I found this, and shared it with a plural number of colleagues who I shan’t name; it’s obvious enough that I had it, but they were a little more squiffy as to its status as ‘abandoned’, despite it having laid idle for months.
Unfortunately, despite its ludicrously high scores on Ratebeer.com, I just wasn’t wowed. This could be attributable to several things (or some combination thereof):
- Maybe I’d had too-many high-grunt beers before it. This is definitely a factor with beer; you just can’t properly try that many ‘new’ things in a session, especially if they’re quite strong. There comes a point at work where someone will ask for one more random recommendation from me (who is, quite naturally, well stocked with such), and my frank advice will be to return to something they know. Save the new things for next time.
- Perhaps the beer had had a hard life before reaching me. Beers of this kind (strong, malt-driven) tend to age well, and the brewery are confident it would, but this was two years old and may have had some difficult (too hot, too rough) travels in its time. It’s a relatively-fragile product, really, and that fact is a large part of what drives the controversy over ‘grey market’ imports — about which more later, I’m sure. Or,

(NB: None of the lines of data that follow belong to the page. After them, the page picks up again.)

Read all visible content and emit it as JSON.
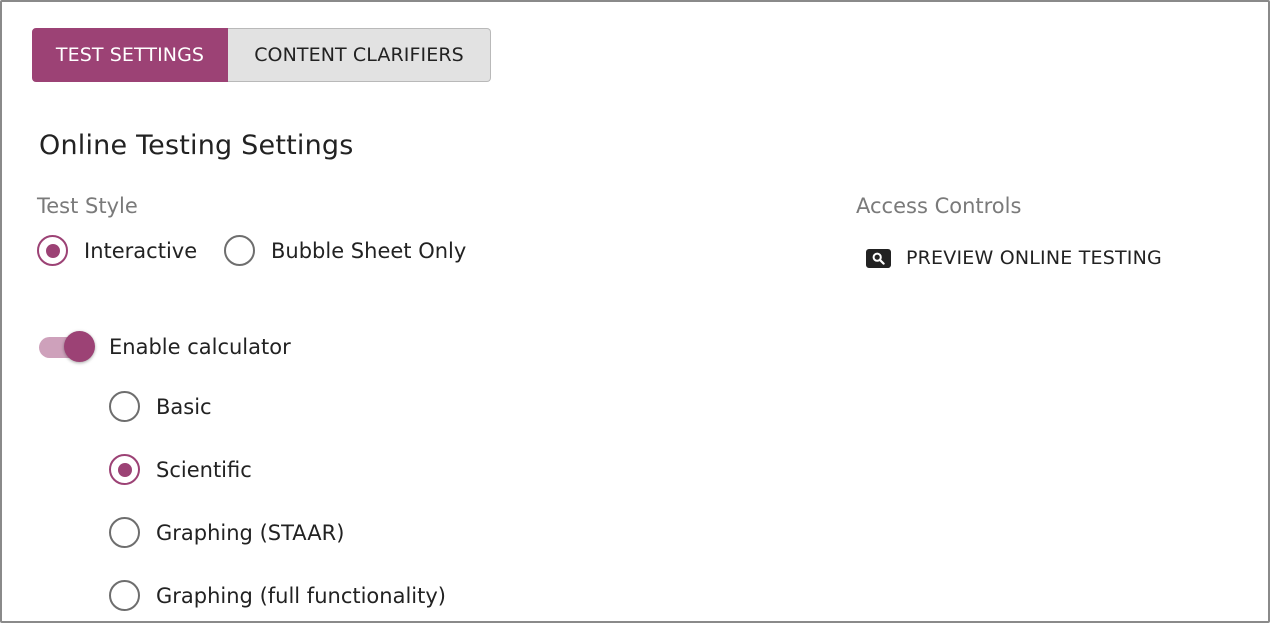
{
  "tabs": {
    "test_settings": "TEST SETTINGS",
    "content_clarifiers": "CONTENT CLARIFIERS"
  },
  "page_title": "Online Testing Settings",
  "test_style": {
    "label": "Test Style",
    "options": [
      {
        "label": "Interactive",
        "checked": true
      },
      {
        "label": "Bubble Sheet Only",
        "checked": false
      }
    ]
  },
  "calculator": {
    "toggle_label": "Enable calculator",
    "enabled": true,
    "options": [
      {
        "label": "Basic",
        "checked": false
      },
      {
        "label": "Scientific",
        "checked": true
      },
      {
        "label": "Graphing (STAAR)",
        "checked": false
      },
      {
        "label": "Graphing (full functionality)",
        "checked": false
      }
    ]
  },
  "access_controls": {
    "label": "Access Controls",
    "preview_label": "PREVIEW ONLINE TESTING",
    "preview_icon": "search-icon"
  },
  "colors": {
    "accent": "#9c4275",
    "accent_light": "#cea1bb",
    "tab_inactive_bg": "#e2e2e2",
    "muted_text": "#7a7a7a"
  }
}
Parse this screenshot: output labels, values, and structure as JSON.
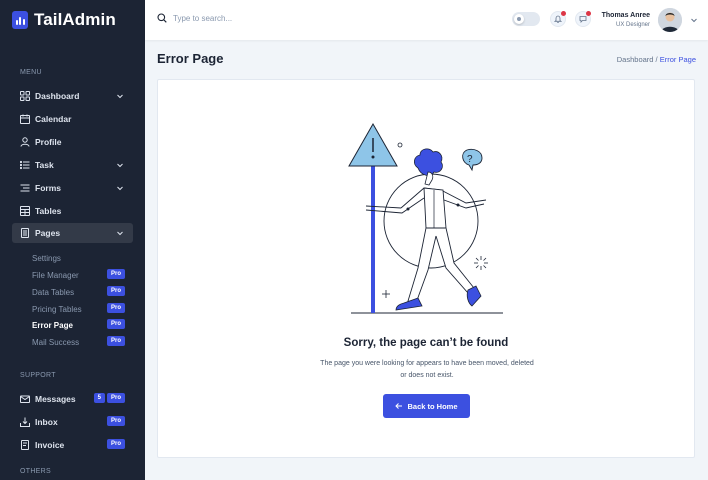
{
  "brand": {
    "name": "TailAdmin"
  },
  "sidebar": {
    "menu_title": "MENU",
    "items": [
      {
        "label": "Dashboard"
      },
      {
        "label": "Calendar"
      },
      {
        "label": "Profile"
      },
      {
        "label": "Task"
      },
      {
        "label": "Forms"
      },
      {
        "label": "Tables"
      },
      {
        "label": "Pages"
      }
    ],
    "pages_sub": [
      {
        "label": "Settings",
        "badge": ""
      },
      {
        "label": "File Manager",
        "badge": "Pro"
      },
      {
        "label": "Data Tables",
        "badge": "Pro"
      },
      {
        "label": "Pricing Tables",
        "badge": "Pro"
      },
      {
        "label": "Error Page",
        "badge": "Pro"
      },
      {
        "label": "Mail Success",
        "badge": "Pro"
      }
    ],
    "support_title": "SUPPORT",
    "support": [
      {
        "label": "Messages",
        "count": "5",
        "badge": "Pro"
      },
      {
        "label": "Inbox",
        "badge": "Pro"
      },
      {
        "label": "Invoice",
        "badge": "Pro"
      }
    ],
    "others_title": "OTHERS"
  },
  "header": {
    "search_placeholder": "Type to search...",
    "user_name": "Thomas Anree",
    "user_role": "UX Designer"
  },
  "page": {
    "title": "Error Page",
    "breadcrumb_parent": "Dashboard /",
    "breadcrumb_current": "Error Page"
  },
  "error": {
    "title": "Sorry, the page can’t be found",
    "message": "The page you were looking for appears to have been moved, deleted or does not exist.",
    "button_label": "Back to Home"
  },
  "colors": {
    "sidebar_bg": "#1c2434",
    "primary": "#3c50e0",
    "page_bg": "#f1f5f9"
  }
}
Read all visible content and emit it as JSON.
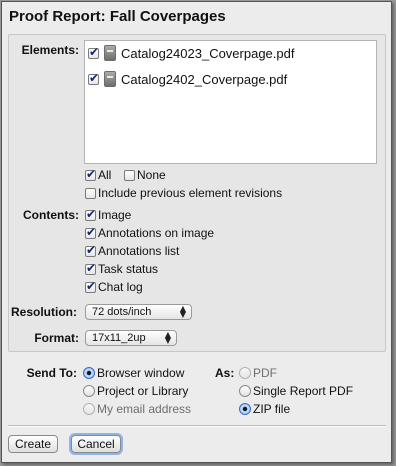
{
  "title": "Proof Report: Fall Coverpages",
  "elements": {
    "label": "Elements:",
    "files": [
      {
        "name": "Catalog24023_Coverpage.pdf",
        "checked": true
      },
      {
        "name": "Catalog2402_Coverpage.pdf",
        "checked": true
      }
    ],
    "all_label": "All",
    "none_label": "None",
    "include_revisions_label": "Include previous element revisions"
  },
  "contents": {
    "label": "Contents:",
    "items": [
      {
        "label": "Image",
        "checked": true
      },
      {
        "label": "Annotations on image",
        "checked": true
      },
      {
        "label": "Annotations list",
        "checked": true
      },
      {
        "label": "Task status",
        "checked": true
      },
      {
        "label": "Chat log",
        "checked": true
      }
    ]
  },
  "resolution": {
    "label": "Resolution:",
    "value": "72 dots/inch"
  },
  "format": {
    "label": "Format:",
    "value": "17x11_2up"
  },
  "send_to": {
    "label": "Send To:",
    "options": [
      {
        "label": "Browser window",
        "selected": true
      },
      {
        "label": "Project or Library",
        "selected": false
      },
      {
        "label": "My email address",
        "selected": false
      }
    ]
  },
  "as": {
    "label": "As:",
    "options": [
      {
        "label": "PDF",
        "selected": false
      },
      {
        "label": "Single Report PDF",
        "selected": false
      },
      {
        "label": "ZIP file",
        "selected": true
      }
    ]
  },
  "buttons": {
    "create": "Create",
    "cancel": "Cancel"
  }
}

- Possibly it just Wasn’t My Thing. The subjectivity of beer tasting should never be allowed to be forgotten. That you yourself don’t enjoy something otherwise-almost-universally-acclaimed is no cause for concern. Especially if you know even just a little about what you’re getting in for, you’re perfectly entitled to not like something.
For me, at the time at least (I’d certainly give it another go, with that reputation), it was just too smack-in-the-face, too fumey — despite being only a nudge stronger than my previous beer’s 9.5%, one particularly-apt comment on Ratebeer.com has it as smelling “like some sort of solvent poured into an ashtray”. Just not nearly as lovely as the Péché Mortel.
Verbatim: Brooklyn Black Chocolate Stout 07/08 13/10/10 10/6% abandoned sample @ MH. 12 floz ÷ 3 w/ [redacted] Same gorgeous colour, same espresso head, fumier, though. Tarter chocolatey flavour. Strength is much more apparent in the face, too. Rapey, says [anonymous]. As you can see from the censorship, the internet publication potential is meeting with paranoia about the exact abandonedness of these things. Possibly a bit too full-on, actually. Or maybe just mis-timed.